Just this weekend a national newspaper revealed a troubling fact. A gender pay gap at heart of our democracy. Disturbingly male MPs earn more than 10.4% more on average than their female counterparts, despite identical base salaries. When combined with the continued female chronic under-representation at the heart of our democracy this makes for a concerning, but unsurprising reading. It also raises the question, that if in this high-profile arena we are falling so far short in this aspiration, what imbalances might exist in different sectors of the economy?
Gender Pay Gap06/03/2019
Labour Councillor for Princes Park for the past 13 years it was a great honour to be made Mayoral Lead for Equality with specific responsibility for Race Equality. This has enabled me to focus on all the amazing women across the city who have made a major contribution to our social fabric.
My early life was filled with an eccentric style of nurturing, the sound of Status Quo and Dire Straits, my parents and their eclectic gaggle of socialist friends. Equality was the golden thread weaved through my childhood experiences. However, my understanding of equality never really translated into a fight for gender parity. I was surrounded by strong and capable female role models, International Women’s Day meant nothing to me.
They Can and They Will

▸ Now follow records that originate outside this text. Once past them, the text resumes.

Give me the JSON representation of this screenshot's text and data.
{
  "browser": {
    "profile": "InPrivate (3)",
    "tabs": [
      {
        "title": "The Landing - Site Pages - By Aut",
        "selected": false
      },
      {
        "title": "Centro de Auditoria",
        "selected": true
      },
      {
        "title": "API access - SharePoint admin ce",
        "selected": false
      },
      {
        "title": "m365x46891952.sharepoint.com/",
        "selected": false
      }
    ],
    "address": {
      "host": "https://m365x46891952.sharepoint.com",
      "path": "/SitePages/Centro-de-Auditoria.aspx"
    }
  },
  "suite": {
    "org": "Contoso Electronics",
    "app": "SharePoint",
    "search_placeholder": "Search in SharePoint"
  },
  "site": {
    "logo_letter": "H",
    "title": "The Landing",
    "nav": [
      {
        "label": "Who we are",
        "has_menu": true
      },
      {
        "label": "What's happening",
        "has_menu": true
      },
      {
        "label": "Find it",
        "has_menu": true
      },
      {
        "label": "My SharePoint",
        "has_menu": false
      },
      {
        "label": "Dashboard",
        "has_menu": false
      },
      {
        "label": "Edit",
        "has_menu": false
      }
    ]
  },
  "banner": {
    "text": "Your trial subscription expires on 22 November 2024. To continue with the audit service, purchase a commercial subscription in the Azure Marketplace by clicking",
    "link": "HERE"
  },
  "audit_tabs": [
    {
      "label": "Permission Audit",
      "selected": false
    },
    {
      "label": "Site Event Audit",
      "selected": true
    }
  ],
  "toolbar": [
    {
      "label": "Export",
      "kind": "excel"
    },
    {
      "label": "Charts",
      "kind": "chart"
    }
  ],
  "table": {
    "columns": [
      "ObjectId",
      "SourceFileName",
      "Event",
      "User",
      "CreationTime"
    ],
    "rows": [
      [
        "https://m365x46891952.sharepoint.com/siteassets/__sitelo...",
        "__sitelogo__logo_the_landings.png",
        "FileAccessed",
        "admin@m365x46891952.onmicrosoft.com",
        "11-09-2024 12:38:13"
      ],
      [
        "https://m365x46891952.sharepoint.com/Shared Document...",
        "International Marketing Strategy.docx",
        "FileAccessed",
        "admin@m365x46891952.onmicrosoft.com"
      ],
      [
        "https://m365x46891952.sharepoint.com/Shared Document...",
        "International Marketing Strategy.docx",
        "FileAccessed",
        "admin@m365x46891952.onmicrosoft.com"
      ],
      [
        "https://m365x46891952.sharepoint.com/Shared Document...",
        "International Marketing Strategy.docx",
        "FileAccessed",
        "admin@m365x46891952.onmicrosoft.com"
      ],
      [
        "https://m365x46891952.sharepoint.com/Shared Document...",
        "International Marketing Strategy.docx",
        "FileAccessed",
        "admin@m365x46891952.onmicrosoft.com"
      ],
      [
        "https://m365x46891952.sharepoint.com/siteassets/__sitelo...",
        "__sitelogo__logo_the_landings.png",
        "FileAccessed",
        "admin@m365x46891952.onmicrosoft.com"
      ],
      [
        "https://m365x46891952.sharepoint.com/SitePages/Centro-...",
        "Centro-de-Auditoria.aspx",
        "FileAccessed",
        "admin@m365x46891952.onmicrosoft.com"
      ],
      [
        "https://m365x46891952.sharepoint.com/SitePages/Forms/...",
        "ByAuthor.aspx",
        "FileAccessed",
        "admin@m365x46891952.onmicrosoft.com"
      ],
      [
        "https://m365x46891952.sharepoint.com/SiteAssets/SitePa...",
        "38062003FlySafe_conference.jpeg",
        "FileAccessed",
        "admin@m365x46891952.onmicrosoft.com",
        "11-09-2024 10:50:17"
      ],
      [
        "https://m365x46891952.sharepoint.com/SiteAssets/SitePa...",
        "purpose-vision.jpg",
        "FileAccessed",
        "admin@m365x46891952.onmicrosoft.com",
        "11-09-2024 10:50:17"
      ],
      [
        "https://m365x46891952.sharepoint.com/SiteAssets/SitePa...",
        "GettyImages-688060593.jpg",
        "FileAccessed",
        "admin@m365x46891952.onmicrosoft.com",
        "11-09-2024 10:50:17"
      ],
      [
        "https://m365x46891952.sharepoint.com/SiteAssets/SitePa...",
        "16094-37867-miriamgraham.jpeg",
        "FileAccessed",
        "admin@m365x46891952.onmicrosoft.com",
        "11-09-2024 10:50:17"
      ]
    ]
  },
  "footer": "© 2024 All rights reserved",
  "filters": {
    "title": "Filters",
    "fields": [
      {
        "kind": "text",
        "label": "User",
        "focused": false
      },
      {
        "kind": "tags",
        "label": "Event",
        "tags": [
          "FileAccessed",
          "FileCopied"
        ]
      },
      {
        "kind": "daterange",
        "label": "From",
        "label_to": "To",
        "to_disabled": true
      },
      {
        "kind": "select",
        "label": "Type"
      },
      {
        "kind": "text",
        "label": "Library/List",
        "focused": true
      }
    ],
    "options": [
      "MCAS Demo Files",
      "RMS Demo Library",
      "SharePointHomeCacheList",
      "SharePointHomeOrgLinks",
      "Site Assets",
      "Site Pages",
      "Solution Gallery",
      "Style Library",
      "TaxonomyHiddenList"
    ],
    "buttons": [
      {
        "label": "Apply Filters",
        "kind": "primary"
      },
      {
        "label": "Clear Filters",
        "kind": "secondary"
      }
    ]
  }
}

In my view (and one that is shared with many of my friends), parents are often the first real role models for any child. In cases of girls, this is often the mother, grandmother or primary giver. I remember my daughter bringing home her homework many years ago about inspirational women, laughing and crying at the same time to see that I had made it into her top three alongside Beyoncé and Ann Frank! That was 15 years ago at the beginning of the social media boom for young people with the creation of sites like MySpace.
100 Years of Votes07/03/2018
This year we celebrate the 100-year anniversary of the Representation of People Act being passed in Parliament, giving women over 30 with their own property the right to vote. The women granted the vote would have to wait until the General Election in December 1918 to exercise their democratic right, and it would be another 10 years before women from all classes succeed in gaining equal voting rights to men. 100 years on, we as women are no longer bound by the stereotype of the homemaker and we have taken our position in the fields of business, politics, science, arts and sports, thanks to our grandmothers, mothers and aunts who fought throughout the 20th century for equal access to pay, education, health care and maternity rights.